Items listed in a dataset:
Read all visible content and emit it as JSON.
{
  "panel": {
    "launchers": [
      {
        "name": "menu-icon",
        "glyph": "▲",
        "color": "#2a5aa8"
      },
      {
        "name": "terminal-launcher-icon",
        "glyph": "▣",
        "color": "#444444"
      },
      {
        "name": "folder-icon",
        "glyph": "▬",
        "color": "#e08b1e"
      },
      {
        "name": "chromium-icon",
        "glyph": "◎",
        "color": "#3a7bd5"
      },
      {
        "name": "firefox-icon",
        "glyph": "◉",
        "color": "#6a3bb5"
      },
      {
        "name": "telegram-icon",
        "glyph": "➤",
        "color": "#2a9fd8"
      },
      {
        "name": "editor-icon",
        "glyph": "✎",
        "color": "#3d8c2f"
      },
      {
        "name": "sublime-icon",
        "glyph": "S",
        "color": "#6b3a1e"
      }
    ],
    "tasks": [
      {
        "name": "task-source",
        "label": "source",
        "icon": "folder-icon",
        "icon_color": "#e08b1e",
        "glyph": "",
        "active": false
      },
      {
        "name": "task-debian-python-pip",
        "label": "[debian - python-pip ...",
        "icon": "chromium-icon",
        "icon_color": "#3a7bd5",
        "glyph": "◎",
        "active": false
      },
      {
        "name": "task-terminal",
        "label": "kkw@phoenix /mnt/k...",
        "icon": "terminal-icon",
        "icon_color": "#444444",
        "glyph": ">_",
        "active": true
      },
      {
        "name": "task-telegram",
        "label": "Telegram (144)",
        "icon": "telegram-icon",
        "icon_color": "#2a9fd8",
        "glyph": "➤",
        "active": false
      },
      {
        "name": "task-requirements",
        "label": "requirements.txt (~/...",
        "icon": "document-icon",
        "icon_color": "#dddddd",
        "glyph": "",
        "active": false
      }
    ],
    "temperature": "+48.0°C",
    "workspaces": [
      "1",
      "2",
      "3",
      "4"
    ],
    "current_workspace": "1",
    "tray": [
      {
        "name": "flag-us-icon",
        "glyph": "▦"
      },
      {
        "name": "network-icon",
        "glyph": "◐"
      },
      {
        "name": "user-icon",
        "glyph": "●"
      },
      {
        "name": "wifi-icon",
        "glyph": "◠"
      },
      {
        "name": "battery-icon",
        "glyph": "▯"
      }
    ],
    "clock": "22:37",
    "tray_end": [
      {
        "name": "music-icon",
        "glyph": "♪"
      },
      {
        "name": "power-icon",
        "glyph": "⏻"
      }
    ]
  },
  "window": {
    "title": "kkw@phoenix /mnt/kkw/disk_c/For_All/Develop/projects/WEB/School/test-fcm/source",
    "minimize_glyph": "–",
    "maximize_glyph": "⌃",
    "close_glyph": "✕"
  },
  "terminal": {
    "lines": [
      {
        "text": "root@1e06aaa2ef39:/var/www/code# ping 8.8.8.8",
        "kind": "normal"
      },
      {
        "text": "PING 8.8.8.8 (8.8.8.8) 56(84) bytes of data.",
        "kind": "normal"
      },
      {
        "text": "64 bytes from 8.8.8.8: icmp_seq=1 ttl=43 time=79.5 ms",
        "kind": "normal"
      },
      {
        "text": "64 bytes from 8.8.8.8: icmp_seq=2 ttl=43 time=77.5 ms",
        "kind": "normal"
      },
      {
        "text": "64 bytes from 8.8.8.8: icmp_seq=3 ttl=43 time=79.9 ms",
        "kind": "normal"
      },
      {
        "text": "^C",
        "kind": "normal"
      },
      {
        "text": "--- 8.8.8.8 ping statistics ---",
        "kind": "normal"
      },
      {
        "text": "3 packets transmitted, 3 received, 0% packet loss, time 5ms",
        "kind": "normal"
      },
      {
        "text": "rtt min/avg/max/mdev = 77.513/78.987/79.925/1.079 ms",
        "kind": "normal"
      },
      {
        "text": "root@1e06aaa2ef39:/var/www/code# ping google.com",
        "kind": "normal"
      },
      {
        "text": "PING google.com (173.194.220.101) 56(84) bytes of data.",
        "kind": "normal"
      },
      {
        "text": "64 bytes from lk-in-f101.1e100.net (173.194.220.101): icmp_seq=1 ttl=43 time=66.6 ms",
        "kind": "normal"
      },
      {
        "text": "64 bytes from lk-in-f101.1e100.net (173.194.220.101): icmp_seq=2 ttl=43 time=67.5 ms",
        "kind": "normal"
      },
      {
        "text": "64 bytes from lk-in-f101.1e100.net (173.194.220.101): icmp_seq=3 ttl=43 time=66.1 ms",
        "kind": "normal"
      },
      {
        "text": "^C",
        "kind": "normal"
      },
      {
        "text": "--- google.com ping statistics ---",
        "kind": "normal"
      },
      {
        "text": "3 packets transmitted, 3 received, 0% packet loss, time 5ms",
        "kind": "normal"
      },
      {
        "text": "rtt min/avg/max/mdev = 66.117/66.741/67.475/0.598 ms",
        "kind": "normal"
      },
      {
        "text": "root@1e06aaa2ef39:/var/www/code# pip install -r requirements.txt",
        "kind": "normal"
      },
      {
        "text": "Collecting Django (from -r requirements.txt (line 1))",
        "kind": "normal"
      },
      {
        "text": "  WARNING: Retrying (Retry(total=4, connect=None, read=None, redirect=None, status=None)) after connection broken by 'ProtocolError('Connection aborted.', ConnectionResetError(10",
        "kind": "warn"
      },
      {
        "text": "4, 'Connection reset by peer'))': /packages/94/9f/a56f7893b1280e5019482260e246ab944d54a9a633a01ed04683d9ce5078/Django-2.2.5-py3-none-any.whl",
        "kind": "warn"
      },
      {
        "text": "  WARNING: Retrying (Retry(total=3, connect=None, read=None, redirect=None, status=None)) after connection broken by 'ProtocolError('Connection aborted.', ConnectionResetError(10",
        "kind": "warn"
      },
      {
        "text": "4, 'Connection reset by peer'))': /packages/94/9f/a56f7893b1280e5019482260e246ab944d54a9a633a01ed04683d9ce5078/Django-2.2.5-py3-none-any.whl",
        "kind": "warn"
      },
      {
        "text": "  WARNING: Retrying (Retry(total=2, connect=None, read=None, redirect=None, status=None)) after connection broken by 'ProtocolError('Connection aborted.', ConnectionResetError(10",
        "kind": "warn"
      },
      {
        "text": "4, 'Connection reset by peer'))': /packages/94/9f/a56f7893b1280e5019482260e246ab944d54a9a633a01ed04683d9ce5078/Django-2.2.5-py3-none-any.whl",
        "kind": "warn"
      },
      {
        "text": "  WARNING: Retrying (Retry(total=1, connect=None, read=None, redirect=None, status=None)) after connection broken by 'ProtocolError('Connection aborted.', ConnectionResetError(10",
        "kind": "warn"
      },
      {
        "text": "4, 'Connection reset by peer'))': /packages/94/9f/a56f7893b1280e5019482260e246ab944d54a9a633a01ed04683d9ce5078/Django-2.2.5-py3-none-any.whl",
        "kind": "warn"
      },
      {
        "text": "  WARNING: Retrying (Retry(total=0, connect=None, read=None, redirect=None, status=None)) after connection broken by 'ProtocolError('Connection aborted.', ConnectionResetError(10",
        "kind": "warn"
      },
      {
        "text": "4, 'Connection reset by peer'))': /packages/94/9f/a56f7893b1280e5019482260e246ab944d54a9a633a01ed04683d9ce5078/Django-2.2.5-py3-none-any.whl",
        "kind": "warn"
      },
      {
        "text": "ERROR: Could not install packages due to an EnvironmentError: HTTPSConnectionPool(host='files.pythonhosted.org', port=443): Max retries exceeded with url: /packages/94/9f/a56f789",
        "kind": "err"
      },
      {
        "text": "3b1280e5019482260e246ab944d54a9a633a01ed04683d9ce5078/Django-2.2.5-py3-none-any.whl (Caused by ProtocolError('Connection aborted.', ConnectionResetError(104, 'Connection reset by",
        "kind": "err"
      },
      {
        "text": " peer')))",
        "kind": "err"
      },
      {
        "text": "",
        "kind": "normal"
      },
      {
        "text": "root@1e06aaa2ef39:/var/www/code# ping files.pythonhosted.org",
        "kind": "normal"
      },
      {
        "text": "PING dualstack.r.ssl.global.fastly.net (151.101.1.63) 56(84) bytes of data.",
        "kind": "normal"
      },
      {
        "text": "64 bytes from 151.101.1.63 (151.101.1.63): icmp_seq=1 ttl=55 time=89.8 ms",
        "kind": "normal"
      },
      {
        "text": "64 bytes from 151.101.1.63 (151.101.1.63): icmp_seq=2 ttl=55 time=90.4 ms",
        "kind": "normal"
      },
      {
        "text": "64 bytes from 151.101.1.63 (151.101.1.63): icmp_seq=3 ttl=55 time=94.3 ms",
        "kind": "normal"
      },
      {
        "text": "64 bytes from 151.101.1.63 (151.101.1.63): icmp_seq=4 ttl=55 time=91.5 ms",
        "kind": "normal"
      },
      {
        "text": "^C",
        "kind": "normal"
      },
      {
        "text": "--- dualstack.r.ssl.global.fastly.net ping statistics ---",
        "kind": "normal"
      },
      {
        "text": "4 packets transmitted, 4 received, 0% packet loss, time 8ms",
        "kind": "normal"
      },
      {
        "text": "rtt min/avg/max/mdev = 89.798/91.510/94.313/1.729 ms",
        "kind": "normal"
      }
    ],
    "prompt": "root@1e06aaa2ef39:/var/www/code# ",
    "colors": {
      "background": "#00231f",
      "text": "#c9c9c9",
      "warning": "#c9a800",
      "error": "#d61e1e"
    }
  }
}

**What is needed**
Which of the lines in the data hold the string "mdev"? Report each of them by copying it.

**Reply**
        "text": "rtt min/avg/max/mdev = 77.513/78.987/79.925/1.079 ms",
        "text": "rtt min/avg/max/mdev = 66.117/66.741/67.475/0.598 ms",
        "text": "rtt min/avg/max/mdev = 89.798/91.510/94.313/1.729 ms",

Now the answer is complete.